If you’ve ever tried to eat out at a restaurant alone, you know it’s not the most inviting experience. Dining out, almost in its definition, is meant for parties of two or more, encouraging people to use food as a reason and a means to connect. But one Amsterdam restaurant is trying to rebrand the dining out experience and cater to people who want to eat alone.
Eenmaal, meaning “one time” and “one meal”, opened in Amsterdam earlier this year. It seats about 20 single diners in a sleek, industrially designed space and offers a pre-fixe four-course meal, complete with drinks and dessert for about $50. Claiming to be the world’s first one-person restaurant, Eenmaal is a place where you can only have a meal alone.
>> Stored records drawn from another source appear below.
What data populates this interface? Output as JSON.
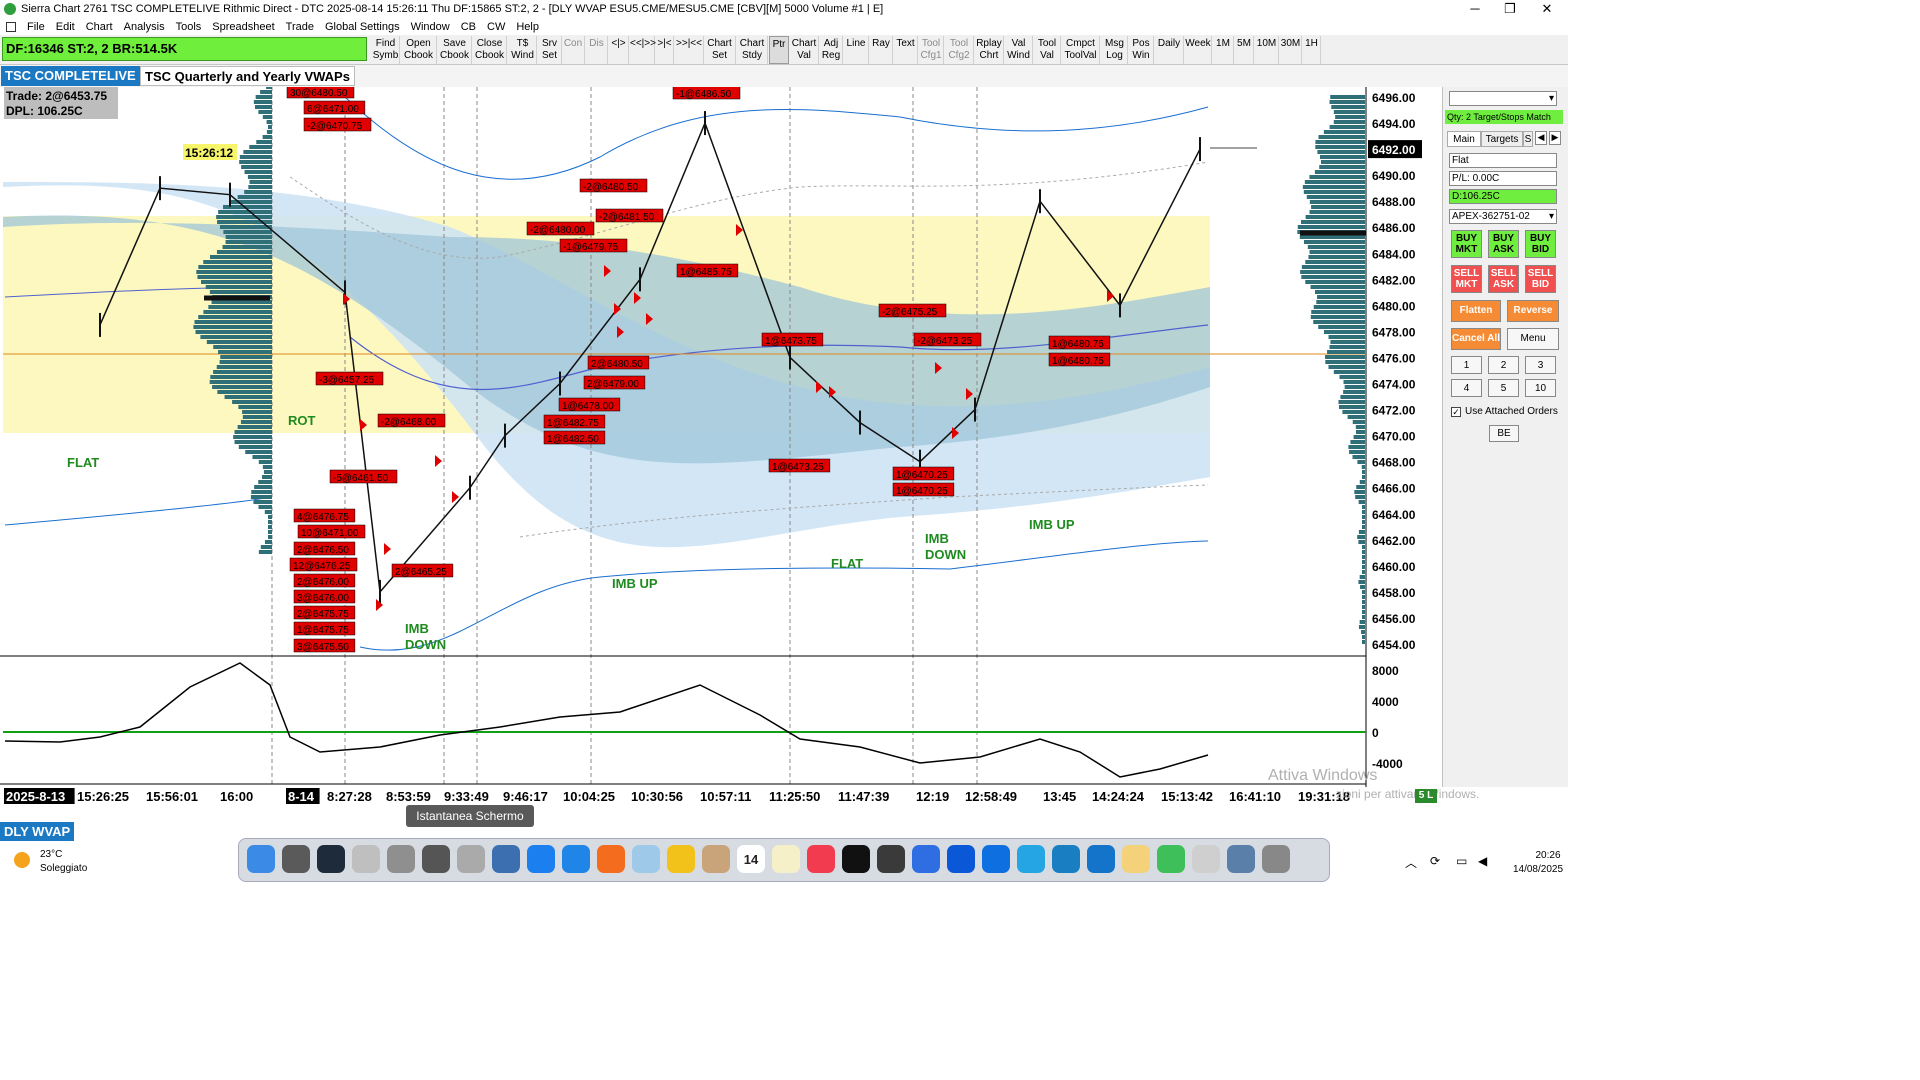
{
  "window": {
    "title": "Sierra Chart 2761 TSC COMPLETELIVE Rithmic Direct - DTC 2025-08-14  15:26:11 Thu DF:15865  ST:2, 2 - [DLY WVAP ESU5.CME/MESU5.CME [CBV][M]  5000 Volume #1 | E]",
    "controls": [
      "─",
      "❐",
      "✕"
    ]
  },
  "menu": [
    "File",
    "Edit",
    "Chart",
    "Analysis",
    "Tools",
    "Spreadsheet",
    "Trade",
    "Global Settings",
    "Window",
    "CB",
    "CW",
    "Help"
  ],
  "toolbar": {
    "status": "DF:16346  ST:2, 2  BR:514.5K",
    "buttons": [
      {
        "l1": "Find",
        "l2": "Symb"
      },
      {
        "l1": "Open",
        "l2": "Cbook"
      },
      {
        "l1": "Save",
        "l2": "Cbook"
      },
      {
        "l1": "Close",
        "l2": "Cbook"
      },
      {
        "l1": "T$",
        "l2": "Wind"
      },
      {
        "l1": "Srv",
        "l2": "Set"
      },
      {
        "l1": "Con",
        "l2": ""
      },
      {
        "l1": "Dis",
        "l2": ""
      },
      {
        "l1": "<|>",
        "l2": ""
      },
      {
        "l1": "<<|>>",
        "l2": ""
      },
      {
        "l1": ">|<",
        "l2": ""
      },
      {
        "l1": ">>|<<",
        "l2": ""
      },
      {
        "l1": "Chart",
        "l2": "Set"
      },
      {
        "l1": "Chart",
        "l2": "Stdy"
      },
      {
        "l1": "Ptr",
        "l2": ""
      },
      {
        "l1": "Chart",
        "l2": "Val"
      },
      {
        "l1": "Adj",
        "l2": "Reg"
      },
      {
        "l1": "Line",
        "l2": ""
      },
      {
        "l1": "Ray",
        "l2": ""
      },
      {
        "l1": "Text",
        "l2": ""
      },
      {
        "l1": "Tool",
        "l2": "Cfg1"
      },
      {
        "l1": "Tool",
        "l2": "Cfg2"
      },
      {
        "l1": "Rplay",
        "l2": "Chrt"
      },
      {
        "l1": "Val",
        "l2": "Wind"
      },
      {
        "l1": "Tool",
        "l2": "Val"
      },
      {
        "l1": "Cmpct",
        "l2": "ToolVal"
      },
      {
        "l1": "Msg",
        "l2": "Log"
      },
      {
        "l1": "Pos",
        "l2": "Win"
      },
      {
        "l1": "Daily",
        "l2": ""
      },
      {
        "l1": "Week",
        "l2": ""
      },
      {
        "l1": "1M",
        "l2": ""
      },
      {
        "l1": "5M",
        "l2": ""
      },
      {
        "l1": "10M",
        "l2": ""
      },
      {
        "l1": "30M",
        "l2": ""
      },
      {
        "l1": "1H",
        "l2": ""
      }
    ]
  },
  "tabs": [
    "TSC COMPLETELIVE",
    "TSC Quarterly and Yearly VWAPs"
  ],
  "chart": {
    "info_trade": "Trade: 2@6453.75",
    "info_dpl": "DPL: 106.25C",
    "time_marker": "15:26:12",
    "last_price": "6492.00",
    "price_axis": [
      "6496.00",
      "6494.00",
      "6492.00",
      "6490.00",
      "6488.00",
      "6486.00",
      "6484.00",
      "6482.00",
      "6480.00",
      "6478.00",
      "6476.00",
      "6474.00",
      "6472.00",
      "6470.00",
      "6468.00",
      "6466.00",
      "6464.00",
      "6462.00",
      "6460.00",
      "6458.00",
      "6456.00",
      "6454.00"
    ],
    "volume_axis": [
      "8000",
      "4000",
      "0",
      "-4000"
    ],
    "time_axis": [
      "2025-8-13",
      "15:26:25",
      "15:56:01",
      "16:00",
      "8-14",
      "8:27:28",
      "8:53:59",
      "9:33:49",
      "9:46:17",
      "10:04:25",
      "10:30:56",
      "10:57:11",
      "11:25:50",
      "11:47:39",
      "12:19",
      "12:58:49",
      "13:45",
      "14:24:24",
      "15:13:42",
      "16:41:10",
      "19:31:18"
    ],
    "regime_labels": [
      {
        "text": "FLAT",
        "color": "#1f8a1f"
      },
      {
        "text": "ROT",
        "color": "#1f8a1f"
      },
      {
        "text": "IMB\nDOWN",
        "color": "#1f8a1f"
      },
      {
        "text": "IMB UP",
        "color": "#1f8a1f"
      },
      {
        "text": "FLAT",
        "color": "#1f8a1f"
      },
      {
        "text": "IMB\nDOWN",
        "color": "#1f8a1f"
      },
      {
        "text": "IMB UP",
        "color": "#1f8a1f"
      }
    ],
    "trade_labels": [
      "30@6480.50",
      "6@6471.00",
      "-2@6470.75",
      "-3@6457.25",
      "-5@6461.50",
      "4@6476.75",
      "10@6471.00",
      "2@6476.50",
      "12@6476.25",
      "2@6476.00",
      "3@6476.00",
      "2@6475.75",
      "1@6475.75",
      "3@6475.50",
      "-2@6468.00",
      "2@6465.25",
      "-2@6480.00",
      "-2@6480.50",
      "-2@6481.50",
      "-1@6479.75",
      "2@6480.50",
      "2@6479.00",
      "1@6478.00",
      "1@6482.75",
      "1@6482.50",
      "-1@6486.50",
      "1@6485.75",
      "1@6473.75",
      "1@6473.25",
      "-2@6475.25",
      "-2@6473.25",
      "1@6470.25",
      "1@6470.25",
      "1@6480.75",
      "1@6480.75"
    ],
    "colors": {
      "buy_marker": "#e00000",
      "label_bg": "#e00000",
      "vwap_fill_yellow": "#fdf8bf",
      "vwap_band_blue": "#cbe2f5",
      "profile": "#2f6f77",
      "zero_line": "#12a012"
    }
  },
  "chart_data": {
    "type": "line",
    "title": "",
    "x": [
      "15:26:25",
      "15:56:01",
      "16:00",
      "8:27:28",
      "8:53:59",
      "9:33:49",
      "9:46:17",
      "10:04:25",
      "10:30:56",
      "10:57:11",
      "11:25:50",
      "11:47:39",
      "12:19",
      "12:58:49",
      "13:45",
      "14:24:24",
      "15:13:42"
    ],
    "series": [
      {
        "values": [
          6478.5,
          6489,
          6488.5,
          6481,
          6458,
          6466,
          6470,
          6474,
          6482,
          6494,
          6476,
          6471,
          6468,
          6472,
          6488,
          6480,
          6492
        ]
      }
    ],
    "ylim": [
      6454,
      6496
    ]
  },
  "right_panel": {
    "qty_label": "Qty: 2 Target/Stops Match",
    "tabs": [
      "Main",
      "Targets",
      "S"
    ],
    "position": "Flat",
    "pl": "P/L: 0.00C",
    "daily": "D:106.25C",
    "account": "APEX-362751-02",
    "buy_buttons": [
      {
        "l1": "BUY",
        "l2": "MKT"
      },
      {
        "l1": "BUY",
        "l2": "ASK"
      },
      {
        "l1": "BUY",
        "l2": "BID"
      }
    ],
    "sell_buttons": [
      {
        "l1": "SELL",
        "l2": "MKT"
      },
      {
        "l1": "SELL",
        "l2": "ASK"
      },
      {
        "l1": "SELL",
        "l2": "BID"
      }
    ],
    "flatten": "Flatten",
    "reverse": "Reverse",
    "cancel_all": "Cancel All",
    "menu": "Menu",
    "qty_buttons": [
      "1",
      "2",
      "3",
      "4",
      "5",
      "10"
    ],
    "use_attached": "Use Attached Orders",
    "be": "BE"
  },
  "bottom": {
    "tab": "DLY WVAP",
    "tooltip": "Istantanea Schermo",
    "watermark1": "Attiva Windows",
    "watermark2": "zioni per attivare Windows.",
    "indicator": "5 L"
  },
  "taskbar": {
    "weather_temp": "23°C",
    "weather_desc": "Soleggiato",
    "time": "20:26",
    "date": "14/08/2025",
    "calendar_day": "14"
  }
}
And in a way, you’ll feel less alone in this sparsely populated, quiet restaurant of individuals than you would in a place bustling with groups of people chatting away.
We wanted to break the very recognizable taboo of eating out alone,” designer and creator Marina Van Goor explains. “I noticed that in society, there is actually no room for being alone in public spaces.”
And Eenmaal isn’t just for those who are eating alone because they don’t have a date that night. Goor says she wanted to create a space where people could unwind from the busy world over a great meal, and solo dining seemed like the solution.
Solitary dining can actually be an inspiring experience,” Goor says. “Because you get a chance to disconnect for a while in our hyper-connected world.”
And disconnected you will have to be at Eenmaal. To help everyone find a place of peace and quiet, the restaurant reportedly encourages diners to put away their electronics and enjoy some reading materials with their meals.
Eating alone can have its other perks. Some claim that the food tastes better when you’re enjoying it alone — and you have it all to yourself. Not to say that sharing isn’t caring and all that, but there’s something about people not picking and swapping dishes that seems to make Eenmaal’s diners claim that their meals take on an entirely new level of enjoyment.
According to some of our guests, taste is different when a person eats alone; It’s more intense,” Goor says. “We have a very talented chef, Leslie Dronkers, who tries to cook with flavors that emphasize that difference. Desserts seem to be especially appreciated by solo diners!”
Eenmaal’s unique dining experience also has to do with the fact that it’s a pop-up restaurant, meaning it changes locations in Amsterdam every so often. According to Goor, there are plans to open new locations in cities like London, Berlin and New York soon.